Lightweighting: The powertrain for the future
Hybrid vehicles that save weight and CO2
Lightweighting using steel makes vehicles future-viable: they not only reduce weight and fuel consumption, they also save the environment a whole lot of harmful emissions. This is also shown by the results of the "Lightweight Forging Initiative", in which Georgsmarienhütte GmbH played its part.
Light, but nonetheless ultra-safe, ultra-strong and ultra-durable – the powertrain for the car of the future will not be possible without high-strength steel - and not only because of the many and diverse advantages of this tried and proven material. Also because of its 100% recyclability and its great lightweighting potential for the automotive industry.
Thirty-nine companies working in steel production and forging, from Europe, Japan and the USA, have now, in unparalleled cooperation, researched into further potentials for weight reduction in a hybrid electric vehicle (HEV). The results speak for themselves: a lightweight hybrid vehicle could save a total of 93 kg on its chassis/suspension, gearbox and electronics alone.
A lightweighting example - hybrid electric vehicles (HEV):
- Development of 733 lightweight ideas
- Savings totalling 93 kg
- Weight reductions on the chassis/suspension, powertrain, gearbox and electronic components
- A lighter vehicle saves, overall, both energy and CO2
Easy successes - and some tough nuts to crack
The eighty experts have analysed in minute detail more than 4,000 vehicle parts – and not only efficient solutions for hybrid electric cars, but also technological ideas for mobility based on conventional trucks were developed. In this process, these specialists in materials-based and conventional lightweight construction, in production, in conceptual lightweighting and in the sphere of hybrid propulsion arrived at over 100 ideas which can be classified as easily implementable.

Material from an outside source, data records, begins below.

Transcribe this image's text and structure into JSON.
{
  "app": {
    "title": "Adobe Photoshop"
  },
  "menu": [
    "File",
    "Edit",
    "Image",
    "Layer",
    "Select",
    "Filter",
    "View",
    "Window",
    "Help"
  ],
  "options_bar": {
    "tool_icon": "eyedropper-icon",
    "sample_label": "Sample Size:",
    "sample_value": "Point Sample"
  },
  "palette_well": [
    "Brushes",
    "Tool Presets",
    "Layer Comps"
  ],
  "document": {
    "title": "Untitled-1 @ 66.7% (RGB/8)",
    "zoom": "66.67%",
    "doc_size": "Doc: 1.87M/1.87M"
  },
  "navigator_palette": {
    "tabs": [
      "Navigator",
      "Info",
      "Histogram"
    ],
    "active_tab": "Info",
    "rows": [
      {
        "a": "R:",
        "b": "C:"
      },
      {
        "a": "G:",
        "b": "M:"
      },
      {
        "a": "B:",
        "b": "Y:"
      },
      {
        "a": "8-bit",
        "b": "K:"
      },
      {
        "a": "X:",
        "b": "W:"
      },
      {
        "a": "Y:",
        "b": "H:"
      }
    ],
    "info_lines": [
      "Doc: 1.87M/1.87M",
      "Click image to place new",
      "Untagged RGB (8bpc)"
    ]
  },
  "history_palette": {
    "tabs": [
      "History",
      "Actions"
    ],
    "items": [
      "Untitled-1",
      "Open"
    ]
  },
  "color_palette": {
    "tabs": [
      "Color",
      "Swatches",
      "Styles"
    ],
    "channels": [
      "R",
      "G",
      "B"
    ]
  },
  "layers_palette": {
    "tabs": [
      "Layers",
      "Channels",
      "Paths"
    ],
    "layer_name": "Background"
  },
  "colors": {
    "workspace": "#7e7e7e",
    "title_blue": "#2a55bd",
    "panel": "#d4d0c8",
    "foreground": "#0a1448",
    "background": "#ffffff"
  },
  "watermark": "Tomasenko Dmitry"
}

Although no small amount of effort is still needed to crack the several hundred "tough nuts" remaining in the field of lightweighting of hybrid vehicles, the suggestions do, nonetheless, illustrate the groundbreaking potentials to be found along the complete supply chain, whether in steel production, forging or component manufacturing.